= What you should do =
Among the entries below, find each line holding "İstemcisi" and return it.

= Information shown =
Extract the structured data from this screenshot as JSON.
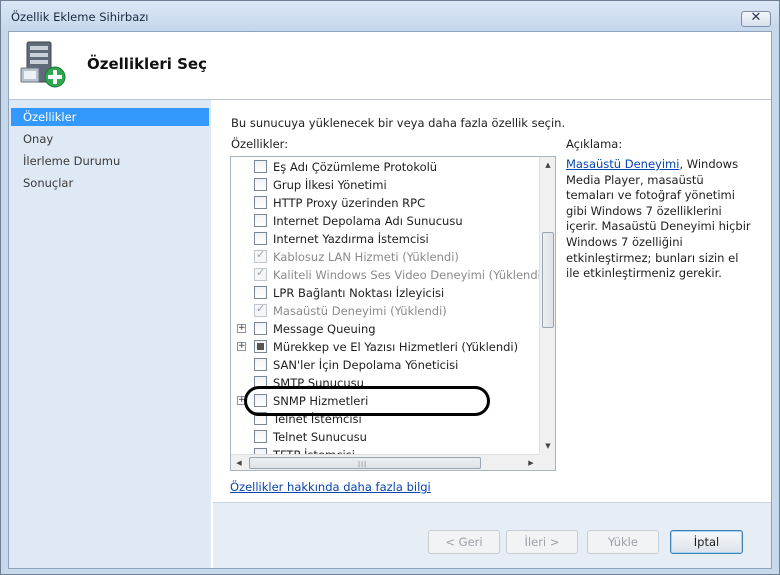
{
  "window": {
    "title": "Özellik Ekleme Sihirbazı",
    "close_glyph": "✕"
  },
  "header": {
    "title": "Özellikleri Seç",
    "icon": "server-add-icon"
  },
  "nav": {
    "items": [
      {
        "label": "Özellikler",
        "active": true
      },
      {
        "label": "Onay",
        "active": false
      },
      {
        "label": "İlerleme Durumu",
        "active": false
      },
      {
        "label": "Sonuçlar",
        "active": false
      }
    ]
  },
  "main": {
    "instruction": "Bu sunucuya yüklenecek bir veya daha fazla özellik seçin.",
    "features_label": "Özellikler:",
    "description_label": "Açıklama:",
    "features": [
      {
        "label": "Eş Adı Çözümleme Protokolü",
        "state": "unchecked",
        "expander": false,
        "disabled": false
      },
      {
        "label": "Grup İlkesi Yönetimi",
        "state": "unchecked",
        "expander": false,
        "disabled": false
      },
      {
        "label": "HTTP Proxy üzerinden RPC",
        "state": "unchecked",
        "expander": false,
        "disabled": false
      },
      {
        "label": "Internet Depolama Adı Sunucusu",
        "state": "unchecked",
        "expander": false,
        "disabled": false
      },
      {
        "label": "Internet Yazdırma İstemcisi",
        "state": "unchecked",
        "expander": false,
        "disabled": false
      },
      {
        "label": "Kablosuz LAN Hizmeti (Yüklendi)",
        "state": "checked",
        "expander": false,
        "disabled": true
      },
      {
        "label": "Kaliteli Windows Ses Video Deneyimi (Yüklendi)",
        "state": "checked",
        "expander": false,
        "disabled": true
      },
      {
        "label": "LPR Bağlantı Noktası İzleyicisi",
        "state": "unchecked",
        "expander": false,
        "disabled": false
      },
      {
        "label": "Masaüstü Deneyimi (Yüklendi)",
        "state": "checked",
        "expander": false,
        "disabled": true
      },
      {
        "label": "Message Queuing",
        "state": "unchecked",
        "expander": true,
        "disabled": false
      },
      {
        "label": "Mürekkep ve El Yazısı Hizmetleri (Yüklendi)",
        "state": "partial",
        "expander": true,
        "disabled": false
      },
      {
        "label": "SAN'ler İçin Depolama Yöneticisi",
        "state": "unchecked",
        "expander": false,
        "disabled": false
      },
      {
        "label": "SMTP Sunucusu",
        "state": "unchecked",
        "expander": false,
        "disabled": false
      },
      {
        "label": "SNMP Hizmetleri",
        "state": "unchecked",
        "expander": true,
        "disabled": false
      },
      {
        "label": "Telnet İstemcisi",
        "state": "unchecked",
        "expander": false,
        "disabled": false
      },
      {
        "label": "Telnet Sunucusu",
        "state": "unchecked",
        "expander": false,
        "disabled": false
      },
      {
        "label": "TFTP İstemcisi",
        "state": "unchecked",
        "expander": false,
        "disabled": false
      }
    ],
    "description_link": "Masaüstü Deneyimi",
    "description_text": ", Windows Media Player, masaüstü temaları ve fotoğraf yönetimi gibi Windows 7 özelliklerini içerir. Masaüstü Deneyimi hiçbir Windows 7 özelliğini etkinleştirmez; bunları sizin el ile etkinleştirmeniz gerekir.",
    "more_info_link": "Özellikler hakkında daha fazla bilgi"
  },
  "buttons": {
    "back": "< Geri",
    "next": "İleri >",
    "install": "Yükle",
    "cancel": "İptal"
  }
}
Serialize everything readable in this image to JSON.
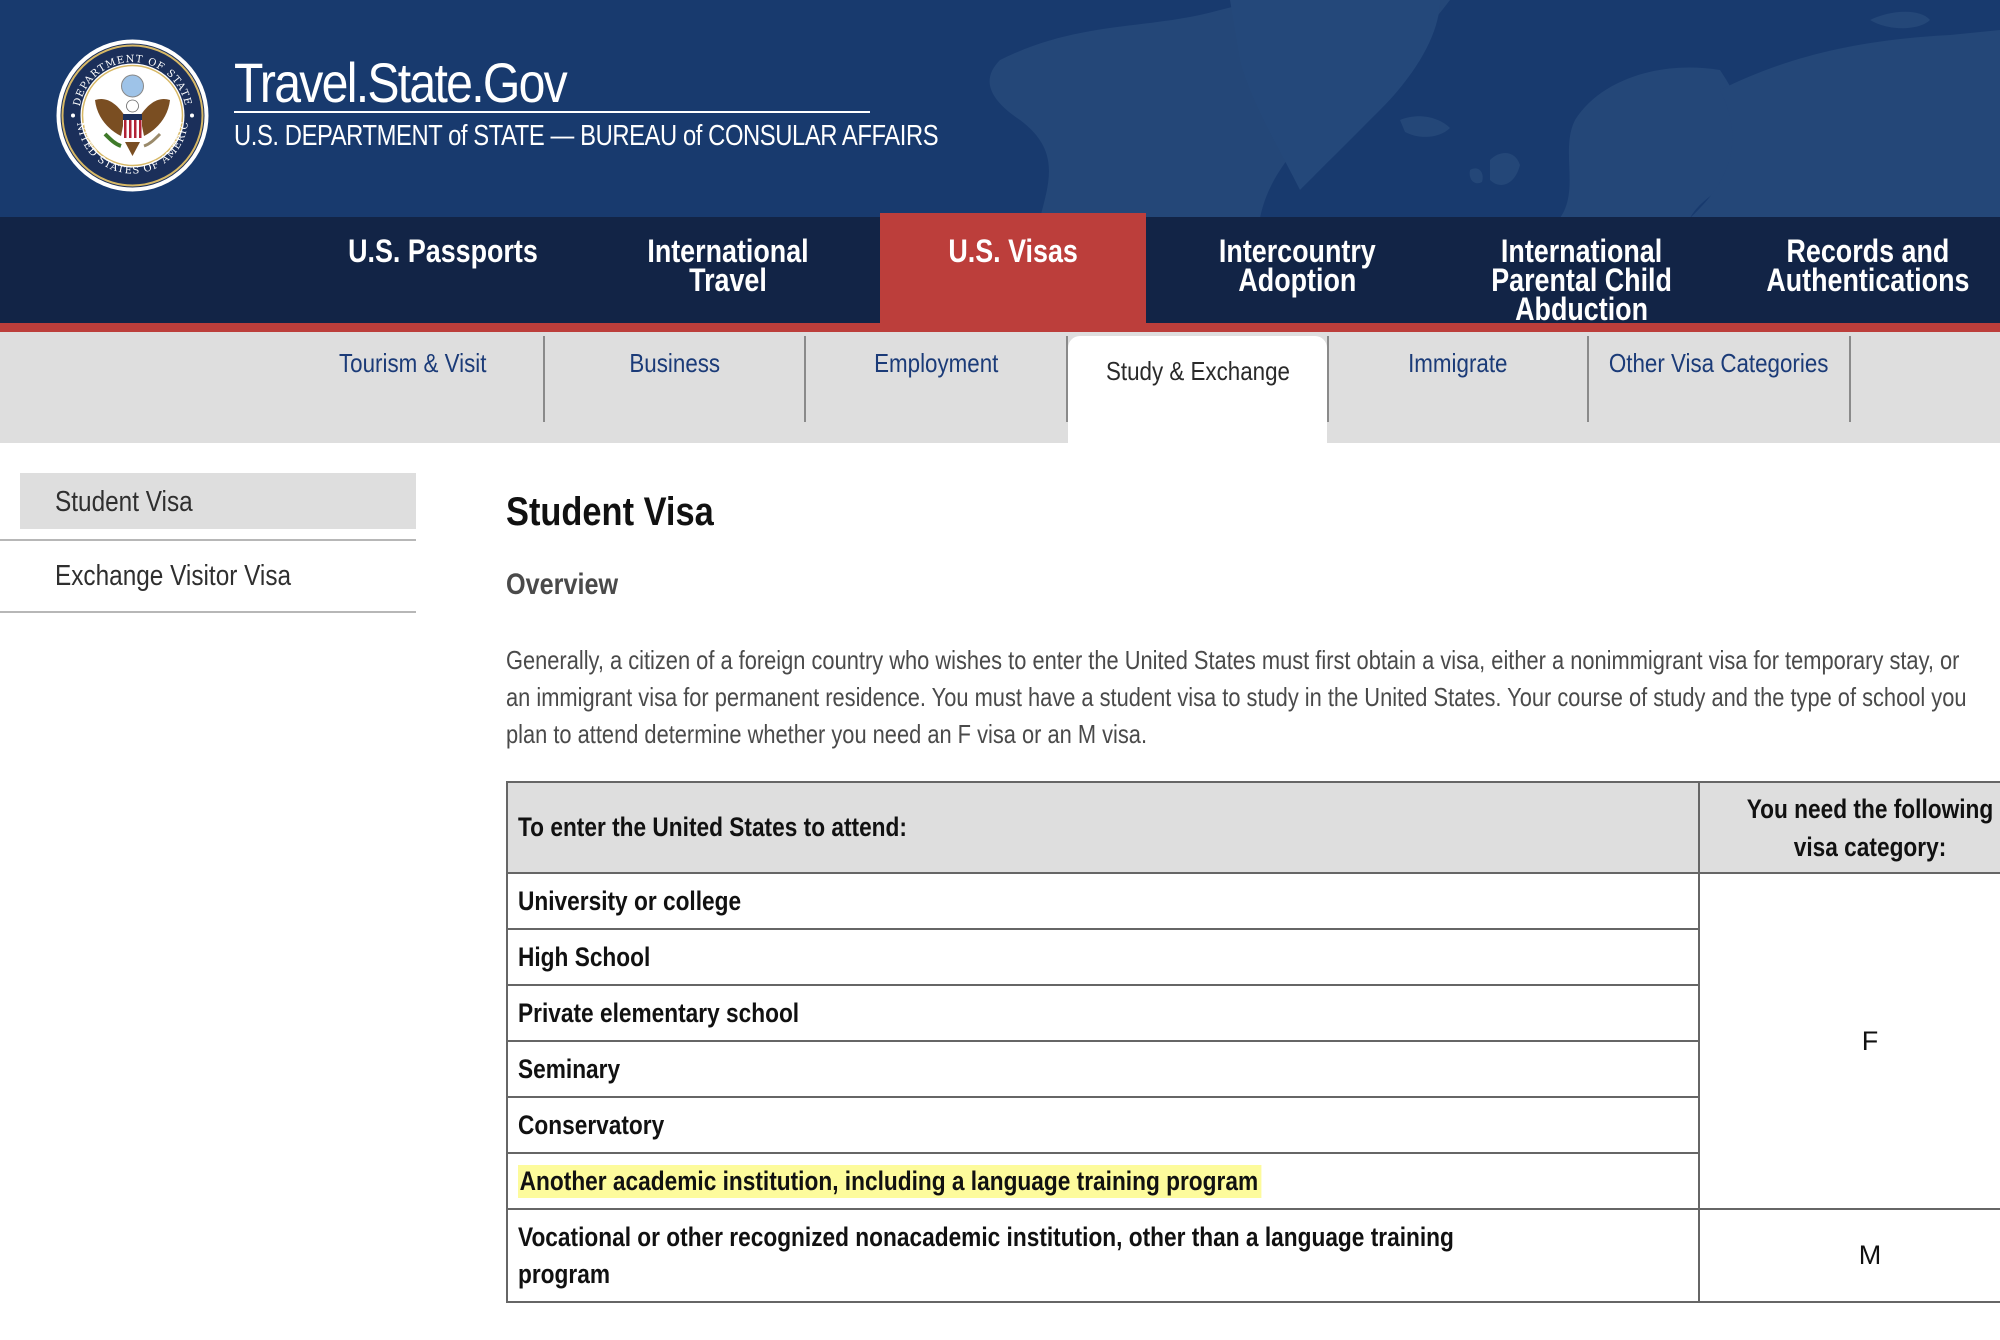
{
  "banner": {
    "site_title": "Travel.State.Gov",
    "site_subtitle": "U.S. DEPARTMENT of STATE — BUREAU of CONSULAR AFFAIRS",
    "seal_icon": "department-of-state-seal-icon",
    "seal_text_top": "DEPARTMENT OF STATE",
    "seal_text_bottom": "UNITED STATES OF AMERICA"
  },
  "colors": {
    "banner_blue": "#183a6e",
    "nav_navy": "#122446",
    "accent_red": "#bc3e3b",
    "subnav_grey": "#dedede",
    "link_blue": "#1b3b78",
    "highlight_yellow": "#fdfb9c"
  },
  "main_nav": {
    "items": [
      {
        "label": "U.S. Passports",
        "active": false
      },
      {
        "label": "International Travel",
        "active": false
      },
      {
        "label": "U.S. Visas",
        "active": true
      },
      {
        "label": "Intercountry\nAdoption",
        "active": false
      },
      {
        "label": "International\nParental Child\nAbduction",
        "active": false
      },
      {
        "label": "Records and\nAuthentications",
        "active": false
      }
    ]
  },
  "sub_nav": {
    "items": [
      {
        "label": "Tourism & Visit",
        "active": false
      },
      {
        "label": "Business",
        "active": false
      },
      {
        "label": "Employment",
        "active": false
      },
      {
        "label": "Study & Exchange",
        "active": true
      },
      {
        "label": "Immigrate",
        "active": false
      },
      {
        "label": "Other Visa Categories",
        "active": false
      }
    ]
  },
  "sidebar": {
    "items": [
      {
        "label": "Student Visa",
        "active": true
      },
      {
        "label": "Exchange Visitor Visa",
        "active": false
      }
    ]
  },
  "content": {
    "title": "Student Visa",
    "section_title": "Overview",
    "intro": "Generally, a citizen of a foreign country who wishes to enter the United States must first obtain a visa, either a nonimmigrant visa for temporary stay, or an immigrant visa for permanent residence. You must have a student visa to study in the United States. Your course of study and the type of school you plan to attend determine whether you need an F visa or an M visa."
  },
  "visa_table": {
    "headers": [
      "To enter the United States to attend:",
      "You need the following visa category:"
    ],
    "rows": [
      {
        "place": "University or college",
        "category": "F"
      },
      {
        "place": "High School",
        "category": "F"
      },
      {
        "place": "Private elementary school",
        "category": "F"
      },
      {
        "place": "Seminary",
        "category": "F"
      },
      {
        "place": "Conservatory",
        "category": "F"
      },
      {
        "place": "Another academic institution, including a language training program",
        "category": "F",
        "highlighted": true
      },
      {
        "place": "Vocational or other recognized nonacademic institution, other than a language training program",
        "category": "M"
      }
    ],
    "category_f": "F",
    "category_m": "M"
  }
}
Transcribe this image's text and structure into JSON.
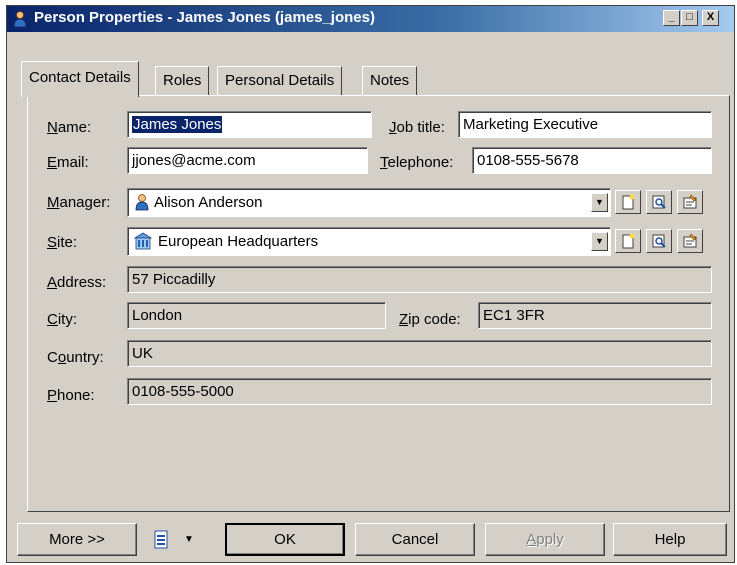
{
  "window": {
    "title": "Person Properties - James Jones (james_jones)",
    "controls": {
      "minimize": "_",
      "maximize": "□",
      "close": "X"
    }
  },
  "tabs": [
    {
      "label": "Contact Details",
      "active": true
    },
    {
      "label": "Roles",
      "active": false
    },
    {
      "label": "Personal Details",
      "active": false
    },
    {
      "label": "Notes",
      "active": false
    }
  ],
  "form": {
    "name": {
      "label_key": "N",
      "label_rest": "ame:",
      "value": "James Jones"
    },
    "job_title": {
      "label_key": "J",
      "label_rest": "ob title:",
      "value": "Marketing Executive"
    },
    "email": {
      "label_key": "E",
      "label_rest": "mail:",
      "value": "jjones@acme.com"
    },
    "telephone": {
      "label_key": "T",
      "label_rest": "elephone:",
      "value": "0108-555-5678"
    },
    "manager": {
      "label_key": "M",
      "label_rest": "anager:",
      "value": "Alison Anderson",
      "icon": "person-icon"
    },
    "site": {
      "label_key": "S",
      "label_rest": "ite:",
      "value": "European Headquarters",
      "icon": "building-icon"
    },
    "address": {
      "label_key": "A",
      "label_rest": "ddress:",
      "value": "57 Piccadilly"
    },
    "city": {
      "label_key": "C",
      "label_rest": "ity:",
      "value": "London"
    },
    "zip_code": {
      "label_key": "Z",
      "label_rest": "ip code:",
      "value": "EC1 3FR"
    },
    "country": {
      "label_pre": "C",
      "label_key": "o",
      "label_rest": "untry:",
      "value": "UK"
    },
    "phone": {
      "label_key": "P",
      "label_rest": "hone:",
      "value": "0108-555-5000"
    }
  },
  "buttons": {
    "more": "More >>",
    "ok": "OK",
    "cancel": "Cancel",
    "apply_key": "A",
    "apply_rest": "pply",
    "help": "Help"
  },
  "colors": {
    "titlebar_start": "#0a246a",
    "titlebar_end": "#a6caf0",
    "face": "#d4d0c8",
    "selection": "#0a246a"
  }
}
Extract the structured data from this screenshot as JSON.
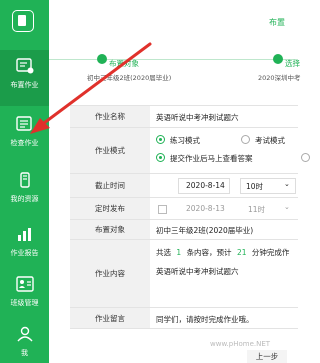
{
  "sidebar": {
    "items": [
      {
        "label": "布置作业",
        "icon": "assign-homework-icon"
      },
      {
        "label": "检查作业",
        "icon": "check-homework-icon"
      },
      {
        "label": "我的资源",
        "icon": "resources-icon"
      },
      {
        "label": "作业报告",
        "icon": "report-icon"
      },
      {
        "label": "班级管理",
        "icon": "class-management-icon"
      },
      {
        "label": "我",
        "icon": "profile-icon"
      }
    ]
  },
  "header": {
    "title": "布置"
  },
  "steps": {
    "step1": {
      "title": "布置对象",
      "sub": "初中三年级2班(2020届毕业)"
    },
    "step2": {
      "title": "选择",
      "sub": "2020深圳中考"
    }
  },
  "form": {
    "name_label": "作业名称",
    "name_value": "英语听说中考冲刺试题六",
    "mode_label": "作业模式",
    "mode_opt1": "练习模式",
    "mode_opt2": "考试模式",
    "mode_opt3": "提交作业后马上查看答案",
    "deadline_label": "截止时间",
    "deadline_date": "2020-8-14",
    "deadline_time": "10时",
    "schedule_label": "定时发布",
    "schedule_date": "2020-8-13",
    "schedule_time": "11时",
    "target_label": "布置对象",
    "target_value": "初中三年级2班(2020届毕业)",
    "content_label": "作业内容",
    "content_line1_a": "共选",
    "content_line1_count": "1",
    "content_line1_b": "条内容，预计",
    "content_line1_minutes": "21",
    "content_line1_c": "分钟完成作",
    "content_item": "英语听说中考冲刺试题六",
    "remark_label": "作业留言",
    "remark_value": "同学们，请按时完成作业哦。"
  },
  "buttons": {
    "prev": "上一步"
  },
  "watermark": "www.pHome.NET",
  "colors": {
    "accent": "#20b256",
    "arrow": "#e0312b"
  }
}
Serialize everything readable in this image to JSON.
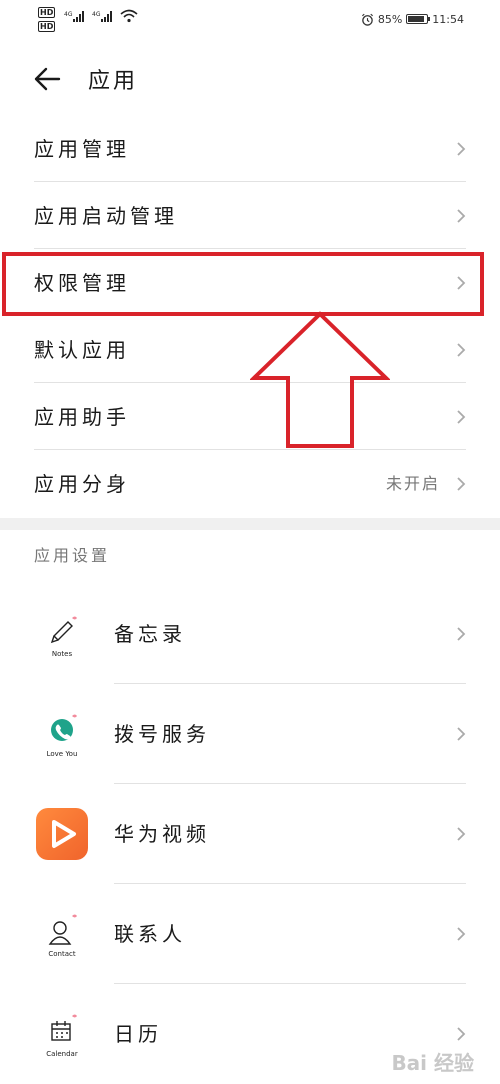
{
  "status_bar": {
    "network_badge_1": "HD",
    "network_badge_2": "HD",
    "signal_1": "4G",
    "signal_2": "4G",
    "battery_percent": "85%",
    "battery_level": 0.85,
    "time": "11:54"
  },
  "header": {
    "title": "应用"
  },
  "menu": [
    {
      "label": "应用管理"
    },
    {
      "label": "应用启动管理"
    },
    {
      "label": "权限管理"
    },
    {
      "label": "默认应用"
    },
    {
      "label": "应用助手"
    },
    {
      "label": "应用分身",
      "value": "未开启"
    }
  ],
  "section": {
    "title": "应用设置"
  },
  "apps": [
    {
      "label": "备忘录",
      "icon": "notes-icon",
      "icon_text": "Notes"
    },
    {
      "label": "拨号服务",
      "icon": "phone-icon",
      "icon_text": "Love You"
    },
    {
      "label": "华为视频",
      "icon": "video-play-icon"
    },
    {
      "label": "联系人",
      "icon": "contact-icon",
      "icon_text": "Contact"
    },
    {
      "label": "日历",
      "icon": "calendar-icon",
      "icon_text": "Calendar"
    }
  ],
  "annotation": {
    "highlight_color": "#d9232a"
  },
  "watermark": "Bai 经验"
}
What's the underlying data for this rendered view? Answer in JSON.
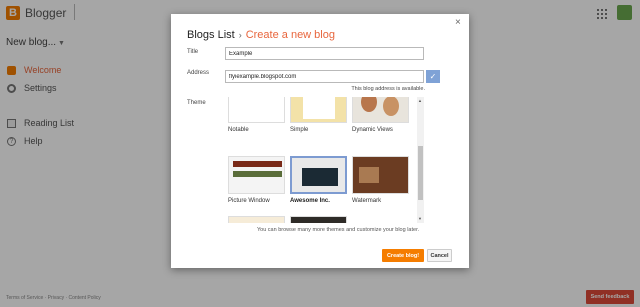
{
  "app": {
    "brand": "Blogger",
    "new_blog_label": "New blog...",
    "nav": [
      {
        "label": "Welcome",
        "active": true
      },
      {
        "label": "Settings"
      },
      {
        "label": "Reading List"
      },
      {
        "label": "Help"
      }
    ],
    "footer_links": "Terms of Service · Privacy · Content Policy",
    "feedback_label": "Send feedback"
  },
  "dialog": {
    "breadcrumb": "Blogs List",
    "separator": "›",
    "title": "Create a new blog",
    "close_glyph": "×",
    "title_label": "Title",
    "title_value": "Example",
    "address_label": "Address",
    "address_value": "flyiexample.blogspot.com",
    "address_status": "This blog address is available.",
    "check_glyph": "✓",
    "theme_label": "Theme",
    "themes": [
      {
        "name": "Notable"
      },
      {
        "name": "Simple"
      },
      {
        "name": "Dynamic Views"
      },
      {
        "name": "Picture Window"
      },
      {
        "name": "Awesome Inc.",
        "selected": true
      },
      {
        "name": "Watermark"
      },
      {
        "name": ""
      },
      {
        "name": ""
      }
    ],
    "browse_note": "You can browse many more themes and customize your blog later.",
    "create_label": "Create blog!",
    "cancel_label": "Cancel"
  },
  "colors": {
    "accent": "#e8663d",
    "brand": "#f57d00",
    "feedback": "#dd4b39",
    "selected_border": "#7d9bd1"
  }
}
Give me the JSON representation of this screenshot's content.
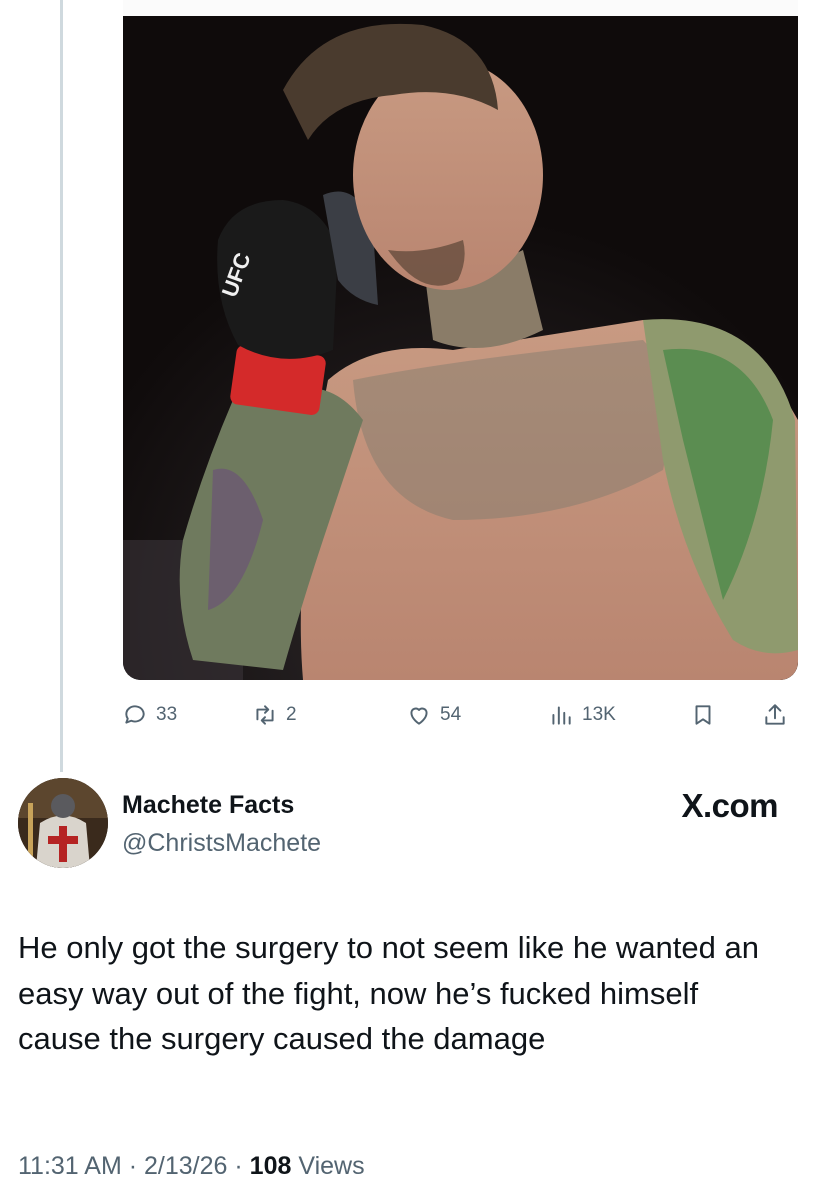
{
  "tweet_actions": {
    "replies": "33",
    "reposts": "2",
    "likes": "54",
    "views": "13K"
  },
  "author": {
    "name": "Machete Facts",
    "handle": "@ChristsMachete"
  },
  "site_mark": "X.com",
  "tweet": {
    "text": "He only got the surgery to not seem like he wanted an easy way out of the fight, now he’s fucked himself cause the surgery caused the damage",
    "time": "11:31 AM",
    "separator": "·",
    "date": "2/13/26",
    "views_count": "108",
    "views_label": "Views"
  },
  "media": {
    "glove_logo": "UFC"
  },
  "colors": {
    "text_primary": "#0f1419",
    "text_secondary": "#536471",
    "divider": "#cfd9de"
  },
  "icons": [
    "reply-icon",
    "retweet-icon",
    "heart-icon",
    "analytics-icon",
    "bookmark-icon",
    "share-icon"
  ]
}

= Output for this exercise =
        "label": "Internet Yazdırma İstemcisi",
        "label": "Telnet İstemcisi",
        "label": "TFTP İstemcisi",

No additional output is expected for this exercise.